The Sabres tried an interesting experiment in the past few weeks. They let the fans determine who should be portrayed in a bobblehead that will be given away at an upcoming game. The Final Four apparently was determined by an online fan vote, and they consisted of Dominik Hasek, Gil Perreault, Rob Ray and Pat Kaleta. Then at games, fans were asked to cheer for their favorite. The eventual winner was Hasek, who will be saluted with a toy in his image on April 4.
Muck Rack makes it simple to find people, tweets, or articles that mention any name, keyword, company, hashtag etc. We've compiled this guide to help you make the most of your search.
Selecting a term
Start searching tweets, articles from media outlets, articles mentioned in tweets, journalists'
names, titles and bios with some suggested searches:
Companies or Topics (e.g. iPhone, Microsoft)
Phrases (e.g. "cloud computing") — use quotes to keep the terms together
Twitter handles (e.g. @username) — returns those who have mentioned or replied to
Names (e.g. "David Pogue")
Hashtags (e.g. #sxsw, #london2012)
Bio details (e.g. vegan, Olympics, father)

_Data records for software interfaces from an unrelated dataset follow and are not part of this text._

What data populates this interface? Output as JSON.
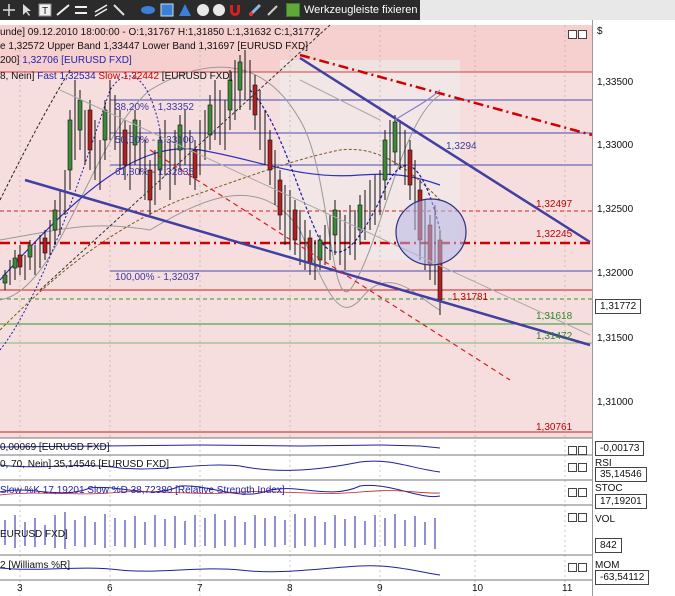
{
  "toolbar": {
    "icons": [
      "move-icon",
      "cursor-icon",
      "text-icon",
      "trendline-icon",
      "channel-icon",
      "ellipse-icon",
      "rectangle-icon",
      "triangle-icon",
      "circle-icon",
      "circle-icon",
      "magnet-icon",
      "paint-icon",
      "brush-icon"
    ],
    "fix_label": "Werkzeugleiste fixieren"
  },
  "main_panel": {
    "header1": "unde] 09.12.2010 18:00:00 - O:1,31767 H:1,31850 L:1,31632 C:1,31772",
    "header2": "e 1,32572 Upper Band 1,33447 Lower Band 1,31697 [EURUSD FXD]",
    "header3_prefix": "200] ",
    "header3_value": "1,32706 [EURUSD FXD]",
    "header4_prefix": "8, Nein] ",
    "header4_fast": "Fast 1,32534",
    "header4_slow": "Slow 1,32442",
    "header4_suffix": " [EURUSD FXD]",
    "fib_labels": [
      {
        "text": "38,20% - 1,33352"
      },
      {
        "text": "50,00% - 1,33100"
      },
      {
        "text": "61,80% - 1,32835"
      },
      {
        "text": "100,00% - 1,32037"
      }
    ],
    "level_labels": [
      {
        "text": "1,3294",
        "color": "#3a3a9a"
      },
      {
        "text": "1,32497",
        "color": "#c00000"
      },
      {
        "text": "1,32245",
        "color": "#c00000"
      },
      {
        "text": "1,31781",
        "color": "#c00000"
      },
      {
        "text": "1,31618",
        "color": "#2a8a2a"
      },
      {
        "text": "1,31472",
        "color": "#2a8a2a"
      },
      {
        "text": "1,30761",
        "color": "#c00000"
      }
    ]
  },
  "price_axis": {
    "currency_symbol": "$",
    "ticks": [
      "1,33500",
      "1,33000",
      "1,32500",
      "1,32000",
      "1,31500",
      "1,31000"
    ],
    "current_price": "1,31772"
  },
  "subpanels": [
    {
      "header": "0,00069 [EURUSD FXD]",
      "value": "-0,00173",
      "label": ""
    },
    {
      "header": "0, 70, Nein] 35,14546 [EURUSD FXD]",
      "value": "35,14546",
      "label": "RSI"
    },
    {
      "header": "Slow %K 17,19201 Slow %D 38,72380 [Relative Strength Index]",
      "value": "17,19201",
      "label": "STOC"
    },
    {
      "header": "EURUSD FXD]",
      "value": "842",
      "label": "VOL"
    },
    {
      "header": "2 [Williams %R]",
      "value": "-63,54112",
      "label": "MOM"
    }
  ],
  "x_axis": {
    "ticks": [
      "3",
      "6",
      "7",
      "8",
      "9",
      "10",
      "11"
    ]
  },
  "colors": {
    "bg_pink": "#f5d5d5",
    "trend_blue": "#4a4aa0",
    "red_dash": "#d00000",
    "green_line": "#2a9a2a"
  }
}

Muck Rack's Advanced Search allows for many boolean operators.
Find results that mention multiple specified terms, use AND or
+. For example, ensure each result contains both Elon Musk and Mark Zuckerberg by
searching Musk AND Zuckerberg or Musk + Zuckerberg.
Use the operators OR or , to broaden your search when you'd like either of
multiple terms to appear in results. (This is the default behavior of our search when no operators
are used). For example, results will contain either cake or cookie by searching cake OR cookie or cake,cookie
Use NOT or - to subtract results from your search. For
example, searching Disney will yield results about the Walt Disney Company as well as Walt Disney
World Resort. To exclude mentions of Disney World, search for Disney -World or Disney
When using one of these operators with a phrase, enclose it in quotation marks. For example, you can
find results about smartphones excluding Apple's iPhone 4S by searching smartphone -"iPhone
Exact case matching or punctuation
If you're searching for a brand name or keyword that relies on specific punctuation marks or capitalization, you can
find results that match your exact query by adding matchcase: before the keyword you're searching for, like matchcase:E*TRADE .
Use parentheses to separate multiple
boolean phrases. For example, to find journalists talking about having fun in Disney World or
Disneyland, search for ("disney world" OR disneyland) AND fun.
An asterisk can be used to search for any variation of a root word truncated by the asterisk. For example, searching for admin* will return results for administrator, administration, administer, administered, etc.
A near operator is an AND operator where you can control the distance between the words. You can vary the distance the near operation uses by adding a forward slash and number (between 0-99) such as strawberries NEAR/10 "whipped cream", which means the strawberries must exist within 10 words of "whipped cream".